This website contains Romeo and Juliet (Folger Shakespeare Library) and about six thousand ebooks from many authors. The collection of such publications are in these categories: fictions/novels, short stories, poems, essays, plays, nonfictions. A number of these books are classic functions of American Literature, The english language Literature, and Irish Literature from well-known authors like William Shakespeare, Mark Twain, Charles Dickens, Oscar Wilde, Robert Ice, Edgar Allan Poe, Alexander Pope, Arthur Conan Doyle, Her Austen. and more authors’ works will probably be added to the on the web collection.
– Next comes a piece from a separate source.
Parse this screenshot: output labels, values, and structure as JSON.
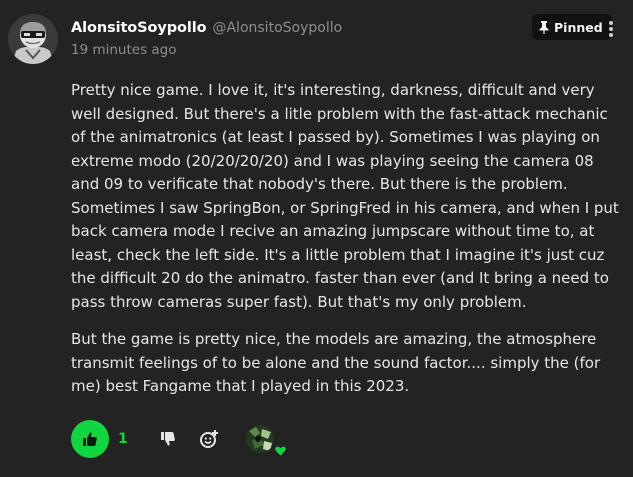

With these special pages, you will discover many award winning publications designed for your online reading Romeo and Juliet (Folger Shakespeare Library). Take pleasure in and please tell a friend, thanks.
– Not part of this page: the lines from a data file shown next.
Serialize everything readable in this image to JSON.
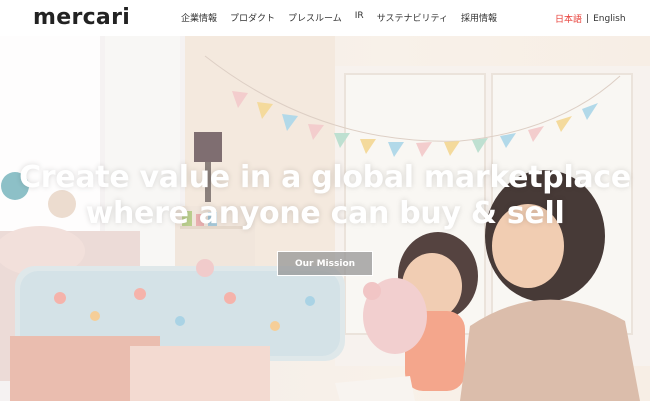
{
  "header": {
    "logo": "mercari",
    "nav": [
      "企業情報",
      "プロダクト",
      "プレスルーム",
      "IR",
      "サステナビリティ",
      "採用情報"
    ],
    "lang_ja": "日本語",
    "lang_sep": "|",
    "lang_en": "English"
  },
  "hero": {
    "title_line1": "Create value in a global marketplace",
    "title_line2": "where anyone can buy & sell",
    "button_label": "Our Mission"
  },
  "colors": {
    "accent_red": "#e8413b",
    "text_dark": "#222222",
    "button_bg": "#969696"
  }
}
Description : The Chivers series is ideal for students 10 and up although, like all great children’s literature, it’s certainly suitable for adults–Particularly those who want to brush up before seeing a performance, or those just looking to revisit the plays.This is undoubtedly the greatest love story ever written, spawning a host of imitators on stage and screen, including Leonard Bernstein’s smash musical West Side Story, Franco Zeffirelli’s Romeo and Juliet filmed in 1968, and Baz Luhrmann’s postmodern film version Romeo + Juliet. The tragic feud between “Two households, both alike in dignity/In fair Verona”, the Montagues and Capulets, which ultimately kills the two young “star-crossed lovers” and their “death-marked love” creates issues which have fascinated subsequent generations. The play deals with issues of intergenerational and familial conflict, as well as the power of language and the compelling relationship between sex and death, all of which makes it an incredibly modern play. It is also an early example of Shakespeare fusing poetry with dramatic action, as he moves from Romeo’s lyrical account of Juliet–“she doth teach the torches to burn bright!” to the bustle and action of a 16th-century household (the play contains more scenes of ordinary working people than any of Shakespeare’s other works). It also represents an experimental attempt to fuse comedy with tragedy. Up to the third act, the play proceeds along the lines of a classic romantic comedy. The turning point comes with the death of one of Shakespeare’s finest early dramatic creations–Romeo’s sexually ambivalent friend Mercutio, whose “plague o’ both your houses” begins the play’s descent into tragedy, “For never was a story of more woe/Than this of Juliet and her Romeo”. —Jerry Brotton